KQED News October 3, 2016
School 21, a public school in London has made “oracy” a primary focus of everything they do. From the earliest grades on up teachers support students to find their voice, express differing opinions politely, and challenge one another’s thinking. These are skills called for in the Common Core.
Another key element of the School 21 program is “well-being,” a social emotional learning curriculum that is once again embedded throughout students’ experience of school.

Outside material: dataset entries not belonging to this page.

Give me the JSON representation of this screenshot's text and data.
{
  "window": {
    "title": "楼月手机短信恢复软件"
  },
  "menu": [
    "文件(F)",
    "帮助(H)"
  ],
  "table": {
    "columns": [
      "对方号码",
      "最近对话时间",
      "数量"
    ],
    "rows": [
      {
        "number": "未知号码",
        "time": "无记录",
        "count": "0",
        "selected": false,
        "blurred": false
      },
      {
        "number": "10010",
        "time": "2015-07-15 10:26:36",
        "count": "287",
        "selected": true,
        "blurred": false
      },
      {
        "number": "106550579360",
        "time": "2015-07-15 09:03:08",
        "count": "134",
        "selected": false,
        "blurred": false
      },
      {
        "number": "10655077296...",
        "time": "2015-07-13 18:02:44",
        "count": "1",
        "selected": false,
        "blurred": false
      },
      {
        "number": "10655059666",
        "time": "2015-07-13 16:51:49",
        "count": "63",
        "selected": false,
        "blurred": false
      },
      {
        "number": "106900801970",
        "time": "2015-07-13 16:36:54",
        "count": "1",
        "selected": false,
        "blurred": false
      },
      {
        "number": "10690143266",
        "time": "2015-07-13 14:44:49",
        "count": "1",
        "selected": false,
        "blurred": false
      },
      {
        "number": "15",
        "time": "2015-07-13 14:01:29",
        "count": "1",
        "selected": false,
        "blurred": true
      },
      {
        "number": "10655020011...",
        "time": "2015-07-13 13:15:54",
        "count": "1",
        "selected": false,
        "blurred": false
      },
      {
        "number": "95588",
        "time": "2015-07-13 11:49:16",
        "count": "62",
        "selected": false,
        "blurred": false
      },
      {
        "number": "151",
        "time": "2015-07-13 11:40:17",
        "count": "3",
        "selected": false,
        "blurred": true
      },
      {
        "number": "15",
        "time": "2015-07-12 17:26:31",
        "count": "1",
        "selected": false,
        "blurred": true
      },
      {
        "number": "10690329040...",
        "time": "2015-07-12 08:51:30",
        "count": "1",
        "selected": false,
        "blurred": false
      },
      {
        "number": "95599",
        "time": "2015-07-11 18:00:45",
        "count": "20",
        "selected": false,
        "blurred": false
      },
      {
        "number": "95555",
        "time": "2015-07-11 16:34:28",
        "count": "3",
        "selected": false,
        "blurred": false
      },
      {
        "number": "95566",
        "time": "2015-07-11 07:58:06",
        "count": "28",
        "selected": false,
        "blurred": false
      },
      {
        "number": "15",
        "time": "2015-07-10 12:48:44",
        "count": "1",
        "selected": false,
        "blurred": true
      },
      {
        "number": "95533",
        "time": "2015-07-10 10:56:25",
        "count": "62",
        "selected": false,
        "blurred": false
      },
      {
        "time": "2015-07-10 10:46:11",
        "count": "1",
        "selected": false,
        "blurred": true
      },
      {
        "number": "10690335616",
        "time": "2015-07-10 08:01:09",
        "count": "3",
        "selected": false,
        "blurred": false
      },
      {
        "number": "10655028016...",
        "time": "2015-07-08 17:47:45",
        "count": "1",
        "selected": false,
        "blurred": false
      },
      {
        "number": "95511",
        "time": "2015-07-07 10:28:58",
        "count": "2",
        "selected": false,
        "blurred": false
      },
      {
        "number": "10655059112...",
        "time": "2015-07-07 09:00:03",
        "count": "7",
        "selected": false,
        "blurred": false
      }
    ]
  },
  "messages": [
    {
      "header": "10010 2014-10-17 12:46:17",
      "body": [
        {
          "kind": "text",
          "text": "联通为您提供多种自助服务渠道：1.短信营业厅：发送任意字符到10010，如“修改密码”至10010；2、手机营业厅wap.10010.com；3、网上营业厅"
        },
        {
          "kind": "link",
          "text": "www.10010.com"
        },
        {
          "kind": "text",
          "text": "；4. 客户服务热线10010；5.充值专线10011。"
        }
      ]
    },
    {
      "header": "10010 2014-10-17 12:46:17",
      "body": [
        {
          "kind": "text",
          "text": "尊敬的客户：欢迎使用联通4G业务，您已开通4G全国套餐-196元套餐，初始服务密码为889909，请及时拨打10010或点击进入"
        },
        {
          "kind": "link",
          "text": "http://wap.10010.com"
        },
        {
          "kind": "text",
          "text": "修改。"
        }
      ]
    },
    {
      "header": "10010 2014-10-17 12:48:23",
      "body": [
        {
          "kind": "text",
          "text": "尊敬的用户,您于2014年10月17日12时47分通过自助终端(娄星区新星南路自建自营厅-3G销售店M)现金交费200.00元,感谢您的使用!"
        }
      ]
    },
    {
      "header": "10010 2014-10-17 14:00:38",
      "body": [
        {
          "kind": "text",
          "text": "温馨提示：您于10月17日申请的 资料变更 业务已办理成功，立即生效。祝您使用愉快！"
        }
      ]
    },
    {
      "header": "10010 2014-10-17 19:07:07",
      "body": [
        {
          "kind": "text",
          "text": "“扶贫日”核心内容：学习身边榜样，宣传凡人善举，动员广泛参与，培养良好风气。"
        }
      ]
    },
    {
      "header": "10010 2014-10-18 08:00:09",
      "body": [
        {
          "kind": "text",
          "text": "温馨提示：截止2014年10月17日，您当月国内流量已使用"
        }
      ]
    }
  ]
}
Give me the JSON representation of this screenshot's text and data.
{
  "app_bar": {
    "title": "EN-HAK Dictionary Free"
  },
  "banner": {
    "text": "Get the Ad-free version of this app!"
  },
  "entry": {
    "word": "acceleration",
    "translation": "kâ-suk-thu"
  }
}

Speaking is a part of almost every classroom, but it can be easy to assume that students already know how to do things like challenge an idea or back up an argument with evidence. In reality, those oral communication skills must be explicitly taught like other core skills in school. And a well-spoken, confident young person will have occasion to use those communication skills throughout his or her life. Peter Hyman, School 21 cofounder and executive head teacher, says, “We need to elevate speaking to the same level as reading and writing.”